Film, Radio & Television
The Lilly Library, while not a multimedia repository, houses a great deal of material that documents and describes developments in these media and preserves records of many special events, landmarks, and advancements in all three areas.
Materials relating to films in the Lilly Library range from a collection of 1,000 stills for the 1925 silent version of Ben Hur, to theatre lobby cards, press books, and publicity stills, to a second draft script for the 1981 Academy Award winner, Chariots of Fire. Included in the more than 2,000 motion picture scripts are The Four Horsemen of the Apocalypse (1920), Anna Christie (1930), The Jazz Singer (1927), and the first film to win an Academy Award for Best Picture, Wings (1928).
As the script collection grew so did the Library's interest in acquiring background materials to provide in-depth research opportunities. This interest was established with the acquisition of the Upton Sinclair Papers in 1957. Among the files in this collection are hundreds of still photos and records relating to the Eisenstein film Que Viva Mexico!. In succeeding years, the Lilly Library acquired the papers of actor-director-producer Orson Welles in 1977, the papers of director John Ford in 1982, the papers of Clifford Odets in 1991, and more than 60 annotated working scripts of Twentieth-Century Fox producer Darryl F. Zanuck. Most recently, the Library acquired the papers of Peter Bogdonavich, director of such films as Paper Moon (1973), What's Up, Doc? (1972), and The Last Picture Show (1971).
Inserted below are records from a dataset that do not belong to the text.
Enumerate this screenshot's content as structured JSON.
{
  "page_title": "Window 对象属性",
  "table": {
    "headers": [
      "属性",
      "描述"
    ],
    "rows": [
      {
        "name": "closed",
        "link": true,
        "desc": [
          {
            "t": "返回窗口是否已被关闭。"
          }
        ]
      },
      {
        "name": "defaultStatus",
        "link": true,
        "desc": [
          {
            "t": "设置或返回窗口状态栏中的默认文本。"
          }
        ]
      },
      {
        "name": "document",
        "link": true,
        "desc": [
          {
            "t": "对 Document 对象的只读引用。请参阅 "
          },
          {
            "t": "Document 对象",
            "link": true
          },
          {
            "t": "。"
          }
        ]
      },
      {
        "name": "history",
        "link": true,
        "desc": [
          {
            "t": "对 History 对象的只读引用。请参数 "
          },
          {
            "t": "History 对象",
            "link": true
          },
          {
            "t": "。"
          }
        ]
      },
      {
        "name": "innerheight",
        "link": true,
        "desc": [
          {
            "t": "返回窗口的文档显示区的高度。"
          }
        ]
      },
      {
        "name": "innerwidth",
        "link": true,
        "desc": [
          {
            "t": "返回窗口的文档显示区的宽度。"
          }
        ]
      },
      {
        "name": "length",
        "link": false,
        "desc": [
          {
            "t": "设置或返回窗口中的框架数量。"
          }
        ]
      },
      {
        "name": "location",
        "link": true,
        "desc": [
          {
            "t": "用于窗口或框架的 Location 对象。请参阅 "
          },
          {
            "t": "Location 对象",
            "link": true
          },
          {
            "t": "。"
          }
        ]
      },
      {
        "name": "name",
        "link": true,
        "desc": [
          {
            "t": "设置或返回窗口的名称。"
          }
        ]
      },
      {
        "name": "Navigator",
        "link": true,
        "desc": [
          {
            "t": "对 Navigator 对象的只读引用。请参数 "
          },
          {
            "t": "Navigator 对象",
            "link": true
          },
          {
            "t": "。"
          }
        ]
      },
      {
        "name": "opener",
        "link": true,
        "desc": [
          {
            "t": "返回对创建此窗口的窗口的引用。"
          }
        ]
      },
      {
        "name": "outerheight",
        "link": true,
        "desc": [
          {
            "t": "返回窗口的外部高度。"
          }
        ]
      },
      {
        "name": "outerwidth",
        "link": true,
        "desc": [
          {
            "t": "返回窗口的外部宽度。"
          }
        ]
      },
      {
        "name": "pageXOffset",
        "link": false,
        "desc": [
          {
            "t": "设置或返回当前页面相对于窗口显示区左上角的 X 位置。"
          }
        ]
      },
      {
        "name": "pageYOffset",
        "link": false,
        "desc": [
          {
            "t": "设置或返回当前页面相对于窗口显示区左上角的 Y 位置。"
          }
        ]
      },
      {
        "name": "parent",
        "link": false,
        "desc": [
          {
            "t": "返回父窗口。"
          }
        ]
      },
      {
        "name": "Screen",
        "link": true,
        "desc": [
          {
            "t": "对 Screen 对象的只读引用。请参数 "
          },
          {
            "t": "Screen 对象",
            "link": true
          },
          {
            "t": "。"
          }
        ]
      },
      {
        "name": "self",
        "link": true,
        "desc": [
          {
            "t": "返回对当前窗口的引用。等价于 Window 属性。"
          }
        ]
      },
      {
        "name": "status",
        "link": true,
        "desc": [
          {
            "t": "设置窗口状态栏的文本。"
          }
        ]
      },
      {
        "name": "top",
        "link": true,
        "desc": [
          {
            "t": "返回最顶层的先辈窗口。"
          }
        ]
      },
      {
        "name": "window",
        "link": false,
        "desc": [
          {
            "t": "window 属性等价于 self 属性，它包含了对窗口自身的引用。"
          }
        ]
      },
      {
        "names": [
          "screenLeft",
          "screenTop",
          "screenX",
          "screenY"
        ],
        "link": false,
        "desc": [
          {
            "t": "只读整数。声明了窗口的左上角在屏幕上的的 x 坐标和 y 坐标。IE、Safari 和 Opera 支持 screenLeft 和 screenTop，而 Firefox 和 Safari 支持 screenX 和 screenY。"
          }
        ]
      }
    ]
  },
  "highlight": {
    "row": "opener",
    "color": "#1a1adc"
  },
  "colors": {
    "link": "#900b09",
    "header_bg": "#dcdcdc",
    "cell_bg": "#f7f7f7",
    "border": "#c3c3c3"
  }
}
The Lilly Library's collection of radio scripts includes more than 800 BBC scripts from the mid-1940s through the early 1970s and relates to the "Third Programme." Productions by Douglas Cleverdon for the BBC included some of the best creative writing of the 1950s: Dylan Thomas's Under Milk Wood, J. Brownowski's The Face of Violence, and Ted Hughes's The Wound. The Library also holds the papers of two other BBC pioneers: Lance Sieveking and D.G. Bridson.
With few exceptions, the Lilly Library's holdings of non-BBC radio scripts are located in the papers of Orson Welles and television writer John McGreevey. The Welles Collection includes 142 bound radio scripts and tape recordings of more than 140 programs including the Jack Benny Program and the Campbell Playhouse.
Almost all of the Lilly Library's early television scripts are also found in the McGreevey Papers. During the early 1950s he wrote dramas for Armstrong Circle Theatre, Lux Video Theatre, Westinghouse Studio One, and Climax!. Additional scripts in the collection include those McGreevey wrote for a variety of series such as The Farmer's Daughter, My Three Sons, General Electric Theatre, Hazel, Ironside, Laredo, The Name of the Game, Wagon Train, and The Waltons.
Other holdings of note related to television include the entire run of annotated production scripts for Laugh In, as well as scripts for such landmark series as Star Trek, Mission Impossible, Wild Bill Hickok, The Addams Family, All in the Family, Gunsmoke, The Mary Tyler Moore Show, Maude, Perry Mason, Room 222, and The Wild Wild West.
Top: Orson Welles, CBS radio broadcast.